Tears in the rotator cuff

Introduction
In the advanced stages of impingement (see section 3), first small, and then later larger tears or defects appear in the rotator cuff. The rotator cuff can also be torn away from the bone by an accident. For example, this commonly occurs in combination with a dislocation of the shoulder.

Often the cause is found to be wear and tear combined with an accident. Astonishingly, several older patients exhibit large tears in the rotator cuff, which have apparently developed over the course of several years and cause hardly any symptoms. Other patients, on the other hand, have massive chro-nic pain, which is uncontrollable by a nonoperative treatment.

The diagnosis of a tear in the rotator cuff is usually made by a physical examination. To judge the size of the tear and quality of the tissue, an MRI scan is of proven benefit. When the diagnosis of a torn tendon is established, you need to decide together with your doctor whether the tendon should be repaired surgically.

Factors in favour of surgery include younger age, tear due to an accident (=traumatic tear), physical activity, overhead use of the shoulder and considerable pain. Cuff repair also makes sense in view of the future of your shoulder joint: Based on several studies we now know, that an untreated tear inevitably leads to slow degeneration and fatty infiltration of the muscle unit.

Surgical procedure
This intervention is also carried out in the beach-chair position, mostly with a combination of nerve block and general anaesthetic. To start with, a diagnostic arthroscopy allows precise planning of the best surgical procedure. Depending on the situation, either 1, 2 or 3 tendons of the rotator cuff may be affected by the tear (see section 2). Frequently the biceps tendon, which passes through the joint, is also damaged. Each pattern of damage has its own characteristics and the selection of the best surgical procedure requires great experience. Defects of over 5 cm diameter are judged beyond reconstruction by many shoulder surgeons; however a partial reconstruction is often beneficial.

In principle, it is possible to repair the rotator cuff in the framework of either open or arthroscopic surgery. Although this is still traditionally the domain of open shoulder surgery, arthroscopy is on the rise these days and can rightly be called an “emerging gold standard”.

Personally, I changed my technique at the beginning of 2000 and since then have dealt with all rotator cuffs arthroscopically with excellent success. My experience to date covers about 1000 cases. The most striking factor is the immediate reduction in postoperative pain. Healing occurs somewhat faster with the arthroscopic method, mobility is better, and a study of ours has verified that patient satisfaction after one year is higher, in comparison to open surgery (Arthroscopy, May 2005: 597).

The main steps of the operation include:

  1. Detailed diagnosis and establishment of the surgical strategy
  2. Debridement of the bone surface and tendon stump
  3. Re-attachment of the tendon to the bone surface by means of titanium anchors and permanent sutures
  4. Enlargement of the subacromial space as described in section 3.

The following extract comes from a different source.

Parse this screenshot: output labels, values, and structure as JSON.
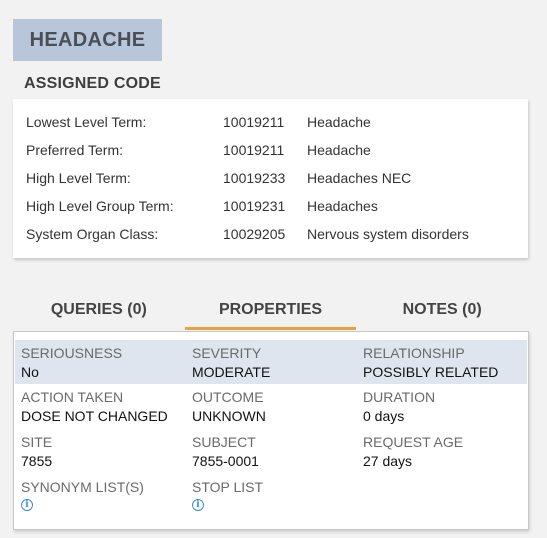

The advantage of arthroscopy, in addition to the small and hardly visible scars, is that the deltoid muscle, which is very important for the shoulder, does not have to be detached.

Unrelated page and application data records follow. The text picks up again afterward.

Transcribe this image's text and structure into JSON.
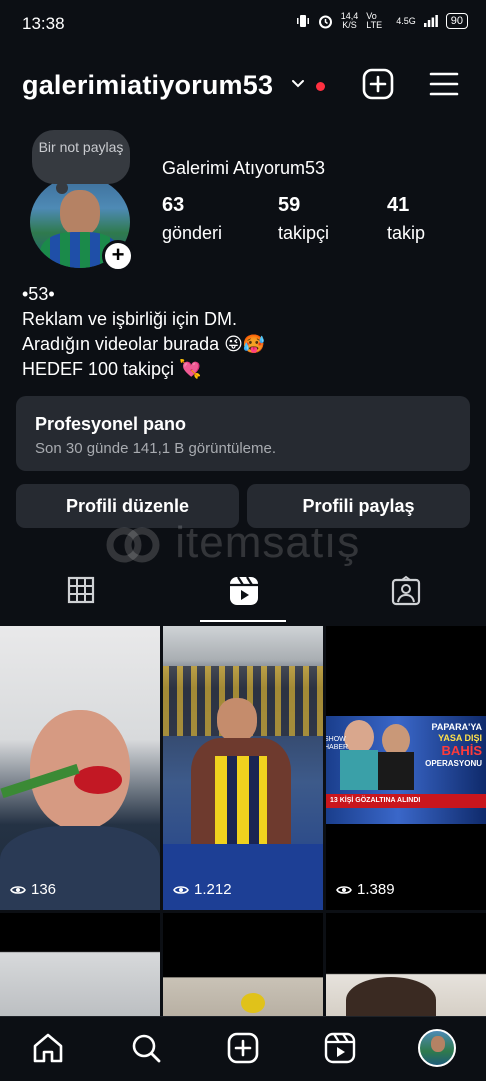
{
  "status_bar": {
    "time": "13:38",
    "speed": "14,4",
    "speed_unit": "K/S",
    "network": "Vo LTE",
    "signal": "4.5G",
    "battery": "90"
  },
  "header": {
    "username": "galerimiatiyorum53",
    "has_notification_dot": true,
    "chevron_icon": "chevron-down-icon",
    "add_icon": "plus-square-icon",
    "menu_icon": "hamburger-menu-icon"
  },
  "profile": {
    "note_text": "Bir not paylaş",
    "display_name": "Galerimi Atıyorum53",
    "stats": [
      {
        "value": "63",
        "label": "gönderi"
      },
      {
        "value": "59",
        "label": "takipçi"
      },
      {
        "value": "41",
        "label": "takip"
      }
    ],
    "bio": [
      "•53•",
      "Reklam ve işbirliği için DM.",
      "Aradığın videolar burada 😜🥵",
      "HEDEF 100 takipçi 💘"
    ]
  },
  "dashboard": {
    "title": "Profesyonel pano",
    "subtitle": "Son 30 günde 141,1 B görüntüleme."
  },
  "buttons": {
    "edit": "Profili düzenle",
    "share": "Profili paylaş"
  },
  "watermark": "itemsatış",
  "tabs": [
    {
      "name": "grid",
      "icon": "grid-icon",
      "active": false
    },
    {
      "name": "reels",
      "icon": "reels-icon",
      "active": true
    },
    {
      "name": "tagged",
      "icon": "tagged-person-icon",
      "active": false
    }
  ],
  "posts": [
    {
      "views": "136"
    },
    {
      "views": "1.212"
    },
    {
      "views": "1.389"
    }
  ],
  "post3_overlay": {
    "headline_1": "PAPARA'YA",
    "headline_2": "YASA DIŞI",
    "headline_3": "BAHİS",
    "headline_4": "OPERASYONU",
    "ticker": "13 KİŞİ GÖZALTINA ALINDI",
    "side_label": "SHOW HABER"
  },
  "bottom_nav": [
    {
      "icon": "home-icon"
    },
    {
      "icon": "search-icon"
    },
    {
      "icon": "create-icon"
    },
    {
      "icon": "reels-icon"
    },
    {
      "icon": "profile-avatar-icon"
    }
  ]
}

Follow-up
Post-operatively the arm should be kept in a comfortable position. For this purpose you will receive a shoulder bandage (Ultrasling) with a small cushion, which keeps the arm slightly away from the body. In the first few weeks, the tendon sutures must be carefully protected, as the healing of the tendon to the bone can only be relied upon after 6 to 8 weeks. During this time, the strength of the reconstruction depends exclusively on the suture material. Resting the shoulder for several weeks results in stiffening of the joint, therefore, the maxim in the first few weeks is assisted, i.e. supported mobilisation of the shoulder.

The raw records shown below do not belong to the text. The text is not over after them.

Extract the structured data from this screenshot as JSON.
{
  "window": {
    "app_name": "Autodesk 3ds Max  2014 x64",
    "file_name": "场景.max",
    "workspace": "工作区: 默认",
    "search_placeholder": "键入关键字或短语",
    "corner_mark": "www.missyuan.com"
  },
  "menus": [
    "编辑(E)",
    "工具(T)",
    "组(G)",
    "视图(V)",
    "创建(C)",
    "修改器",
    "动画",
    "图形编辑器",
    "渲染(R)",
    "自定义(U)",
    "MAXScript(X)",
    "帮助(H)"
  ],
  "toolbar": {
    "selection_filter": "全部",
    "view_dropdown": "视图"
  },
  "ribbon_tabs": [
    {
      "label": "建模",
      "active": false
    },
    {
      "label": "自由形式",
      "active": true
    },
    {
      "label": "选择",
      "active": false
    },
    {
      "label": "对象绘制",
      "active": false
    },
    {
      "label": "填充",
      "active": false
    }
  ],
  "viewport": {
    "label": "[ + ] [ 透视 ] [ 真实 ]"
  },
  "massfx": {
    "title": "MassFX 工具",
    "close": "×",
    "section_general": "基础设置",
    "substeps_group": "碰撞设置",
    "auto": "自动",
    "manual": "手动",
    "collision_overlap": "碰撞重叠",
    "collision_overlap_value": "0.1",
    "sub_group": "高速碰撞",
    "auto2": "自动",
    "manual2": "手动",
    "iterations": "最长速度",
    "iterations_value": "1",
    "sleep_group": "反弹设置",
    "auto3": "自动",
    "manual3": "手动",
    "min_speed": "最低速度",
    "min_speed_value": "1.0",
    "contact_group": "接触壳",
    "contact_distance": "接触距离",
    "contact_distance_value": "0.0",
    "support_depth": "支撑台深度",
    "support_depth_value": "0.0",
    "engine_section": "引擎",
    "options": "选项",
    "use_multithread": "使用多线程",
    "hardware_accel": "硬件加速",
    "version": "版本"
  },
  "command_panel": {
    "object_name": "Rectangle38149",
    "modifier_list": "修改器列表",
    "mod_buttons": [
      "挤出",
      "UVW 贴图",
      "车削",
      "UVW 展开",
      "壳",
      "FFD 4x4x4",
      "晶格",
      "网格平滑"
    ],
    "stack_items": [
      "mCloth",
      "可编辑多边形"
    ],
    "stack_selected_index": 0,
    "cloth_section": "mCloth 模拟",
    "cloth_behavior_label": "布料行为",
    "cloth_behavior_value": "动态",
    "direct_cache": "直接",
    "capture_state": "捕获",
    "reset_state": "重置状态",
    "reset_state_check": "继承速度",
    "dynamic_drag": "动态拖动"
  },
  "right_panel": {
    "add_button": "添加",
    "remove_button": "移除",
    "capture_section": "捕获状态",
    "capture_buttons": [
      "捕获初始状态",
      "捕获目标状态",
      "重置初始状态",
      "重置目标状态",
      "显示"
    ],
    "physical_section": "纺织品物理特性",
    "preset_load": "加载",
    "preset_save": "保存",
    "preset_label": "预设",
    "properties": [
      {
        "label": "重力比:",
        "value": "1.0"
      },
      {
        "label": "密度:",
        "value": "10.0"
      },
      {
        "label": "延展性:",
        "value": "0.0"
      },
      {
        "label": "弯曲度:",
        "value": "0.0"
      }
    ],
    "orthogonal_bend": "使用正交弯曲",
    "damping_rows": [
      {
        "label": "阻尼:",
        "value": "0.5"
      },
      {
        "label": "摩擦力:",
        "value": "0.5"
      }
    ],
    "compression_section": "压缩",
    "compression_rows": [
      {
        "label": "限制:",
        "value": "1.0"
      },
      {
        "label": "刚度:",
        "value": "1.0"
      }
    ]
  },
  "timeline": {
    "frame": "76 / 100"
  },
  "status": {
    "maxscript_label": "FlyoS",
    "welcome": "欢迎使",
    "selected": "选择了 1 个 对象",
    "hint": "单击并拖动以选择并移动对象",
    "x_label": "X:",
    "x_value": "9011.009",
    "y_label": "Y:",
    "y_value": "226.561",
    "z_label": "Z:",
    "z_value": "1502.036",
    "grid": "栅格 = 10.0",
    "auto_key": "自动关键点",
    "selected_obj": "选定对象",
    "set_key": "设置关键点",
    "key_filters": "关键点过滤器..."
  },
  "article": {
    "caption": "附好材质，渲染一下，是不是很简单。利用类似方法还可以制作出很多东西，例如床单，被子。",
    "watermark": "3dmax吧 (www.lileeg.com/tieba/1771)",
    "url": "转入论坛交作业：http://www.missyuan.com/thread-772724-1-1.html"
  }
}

The controlled, supported external ro-tation with a stick is the most important exercise in the first phase after the operation and reliably inhibits stiffening of the shoulder. The duration of phase I is 4 to 8 weeks, depending on the size of the tear. In the following phase II, the shoulder can be moved actively without loading, and stretched, including above the head. About 4 weeks later, strengthening exercises are started (phase III).

The surgeon and therapist will provide you with the details and give you appropriate instruction sheets. Please persist with the post-operative treatment programme which is appropriate to the operation carried out. You will receive a Shoulder-Rehabilitation Kit containing the necessary aids, including a stick, an overhead pulley and rubber bands of various strengths.

Prognosis
Following reconstruction of the rotator cuff, about 95 % of patients can expect a good result. A lengthy healing period of 3 to 4 months has to be accepted; further improvement of the shoulder function will be achieved over the course of a year. Large tears affec-ting several tendons cannot be fixed in all cases, all the more because the tendon tissues are often quite fragile. Despite this, even patients whose tears could not be completely closed up fortunately have, for the most part, considerably fewer complaints than before the operation.